WHAT I WAS ABLE TO GIVE TO THE PROJECT
I was with the teaching project for 5 weeks and in this short time I realized how much I helped on site. The teachers were incredibly grateful for my help and the children took me very much to their hearts. The living conditions there are completely different than here in Germany. Since the children and their families are poor, they were grateful to have the opportunity to attend this school. This is exactly why the work of volunteers is so important. The children need support in almost all areas, because they hardly have time at home to study or repeat for school. Sometimes they have to help in the household, work, take care of other siblings or similar. Accordingly, they have gaps that need to be filled in school. At this point, I was able to help a lot and, for example, work specifically with children who had more difficulties than others, while the teacher continued to work with the other students.

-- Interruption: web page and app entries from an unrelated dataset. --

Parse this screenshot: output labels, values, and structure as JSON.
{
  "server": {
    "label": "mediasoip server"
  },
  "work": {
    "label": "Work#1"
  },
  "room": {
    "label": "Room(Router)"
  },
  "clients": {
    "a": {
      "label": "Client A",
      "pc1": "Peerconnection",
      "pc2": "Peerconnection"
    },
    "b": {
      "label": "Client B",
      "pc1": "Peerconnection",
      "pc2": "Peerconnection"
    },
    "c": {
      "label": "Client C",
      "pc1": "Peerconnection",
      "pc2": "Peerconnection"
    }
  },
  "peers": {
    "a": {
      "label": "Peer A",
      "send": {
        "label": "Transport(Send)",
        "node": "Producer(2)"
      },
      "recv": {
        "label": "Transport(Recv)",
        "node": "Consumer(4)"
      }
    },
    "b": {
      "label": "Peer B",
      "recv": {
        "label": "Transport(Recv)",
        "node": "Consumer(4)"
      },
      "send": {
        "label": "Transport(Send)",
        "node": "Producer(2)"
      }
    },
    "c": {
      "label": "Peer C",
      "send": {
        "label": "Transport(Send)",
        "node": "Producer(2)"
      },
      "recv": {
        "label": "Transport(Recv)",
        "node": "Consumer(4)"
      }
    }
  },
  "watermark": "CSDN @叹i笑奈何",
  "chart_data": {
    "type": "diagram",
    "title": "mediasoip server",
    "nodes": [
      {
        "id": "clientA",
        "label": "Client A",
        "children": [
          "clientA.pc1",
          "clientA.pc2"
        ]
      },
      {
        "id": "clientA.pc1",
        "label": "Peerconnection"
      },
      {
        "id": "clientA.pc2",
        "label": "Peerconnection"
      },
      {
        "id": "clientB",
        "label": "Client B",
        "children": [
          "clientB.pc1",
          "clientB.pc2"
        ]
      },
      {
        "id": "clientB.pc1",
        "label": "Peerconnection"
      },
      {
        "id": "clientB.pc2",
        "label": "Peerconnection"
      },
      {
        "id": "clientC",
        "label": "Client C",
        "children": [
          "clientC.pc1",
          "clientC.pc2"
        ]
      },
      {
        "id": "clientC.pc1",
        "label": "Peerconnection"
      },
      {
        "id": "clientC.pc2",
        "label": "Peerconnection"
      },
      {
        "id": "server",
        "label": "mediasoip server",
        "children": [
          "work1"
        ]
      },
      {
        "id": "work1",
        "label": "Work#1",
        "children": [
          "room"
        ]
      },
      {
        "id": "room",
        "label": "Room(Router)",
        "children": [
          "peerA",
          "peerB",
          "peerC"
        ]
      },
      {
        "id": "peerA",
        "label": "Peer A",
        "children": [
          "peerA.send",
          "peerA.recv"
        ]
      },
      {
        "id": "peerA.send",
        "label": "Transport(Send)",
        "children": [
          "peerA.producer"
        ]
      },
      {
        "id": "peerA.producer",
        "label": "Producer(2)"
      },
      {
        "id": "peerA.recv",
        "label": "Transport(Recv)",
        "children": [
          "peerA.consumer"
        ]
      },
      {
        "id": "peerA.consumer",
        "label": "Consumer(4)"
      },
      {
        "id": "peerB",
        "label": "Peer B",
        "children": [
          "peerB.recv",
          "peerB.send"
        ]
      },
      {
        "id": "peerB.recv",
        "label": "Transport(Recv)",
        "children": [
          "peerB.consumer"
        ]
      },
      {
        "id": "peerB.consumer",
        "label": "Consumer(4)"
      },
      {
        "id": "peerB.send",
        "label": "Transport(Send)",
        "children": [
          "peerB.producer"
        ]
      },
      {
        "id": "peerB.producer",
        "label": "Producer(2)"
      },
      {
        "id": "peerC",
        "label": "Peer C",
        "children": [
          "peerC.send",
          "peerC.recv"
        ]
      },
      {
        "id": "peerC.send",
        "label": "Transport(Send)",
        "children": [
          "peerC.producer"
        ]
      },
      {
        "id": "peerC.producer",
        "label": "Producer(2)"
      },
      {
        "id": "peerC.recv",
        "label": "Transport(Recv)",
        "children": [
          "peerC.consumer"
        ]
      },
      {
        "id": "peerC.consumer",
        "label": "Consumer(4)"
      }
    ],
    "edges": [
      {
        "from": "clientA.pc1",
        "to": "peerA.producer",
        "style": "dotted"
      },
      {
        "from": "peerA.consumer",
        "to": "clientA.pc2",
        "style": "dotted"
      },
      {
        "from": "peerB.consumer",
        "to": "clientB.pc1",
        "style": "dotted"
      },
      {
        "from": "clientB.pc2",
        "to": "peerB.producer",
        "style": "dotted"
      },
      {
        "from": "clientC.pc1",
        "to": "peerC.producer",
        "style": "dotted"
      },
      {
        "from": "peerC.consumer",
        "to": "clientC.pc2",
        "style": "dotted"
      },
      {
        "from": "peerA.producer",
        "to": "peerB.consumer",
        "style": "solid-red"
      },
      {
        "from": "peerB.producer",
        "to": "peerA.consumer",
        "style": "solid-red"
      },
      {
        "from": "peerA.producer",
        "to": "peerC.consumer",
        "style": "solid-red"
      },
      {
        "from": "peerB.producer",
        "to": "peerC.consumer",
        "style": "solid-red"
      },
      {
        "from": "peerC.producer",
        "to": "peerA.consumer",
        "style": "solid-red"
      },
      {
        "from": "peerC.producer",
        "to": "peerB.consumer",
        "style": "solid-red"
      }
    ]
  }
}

Especially on my last day, I had the feeling that the children got used to my presence. All of them thanked me for my help and patience as they said goodbye. Many told me that they had learned a lot from me and were looking forward to my return.
What I liked most about the project was that I was able to help the children and quickly realized that I had a direct impact on their lives and education. In my 5 weeks, I really made a difference for the children and that makes me very happy in retrospect.
SAFETY ON SITE
In Antigua, I felt safe most of the time. It is a very touristy city, which means you don’t notice that you are not from Guatemala. I never went home alone in the evenings; I was always with at least one other person. In everyday life, I made sure to carry my valuables close to my body. I always had a fanny pack with me that had my cell phone, cash, and keys. I always left my credit card in my accommodation except when I went to withdraw money.
In general, the same safety tips apply there as everywhere else: don’t walk the streets alone at night, take good care of your valuables, and don’t act particularly conspicuous. Antigua is generally a safe city and with these tips hardly anything can go wrong.
MY TIP FOR FUTURE TRAVELERS
In my opinion, a stay abroad in Latin America is always a good idea. The mentality of the people, the landscape, the customs and traditions are completely different than here in Europe and that makes it a very exciting experience. What struck me the most was the friendliness of the inhabitants. Everyone was helpful and always helped when you had a question. This is not a matter of course, at least in Germany, and that’s why I was impressed. Everything was more casual and everyone was more relaxed. You don’t worry so much and just do what you feel like doing. So many tourists from all over the world travel to Latin America, so you meet new people on every corner. As an open person, you hardly have any problems getting into conversation with others. In the future, I would like to visit many more countries in Latin America, because each is special in its own way and therefore unique.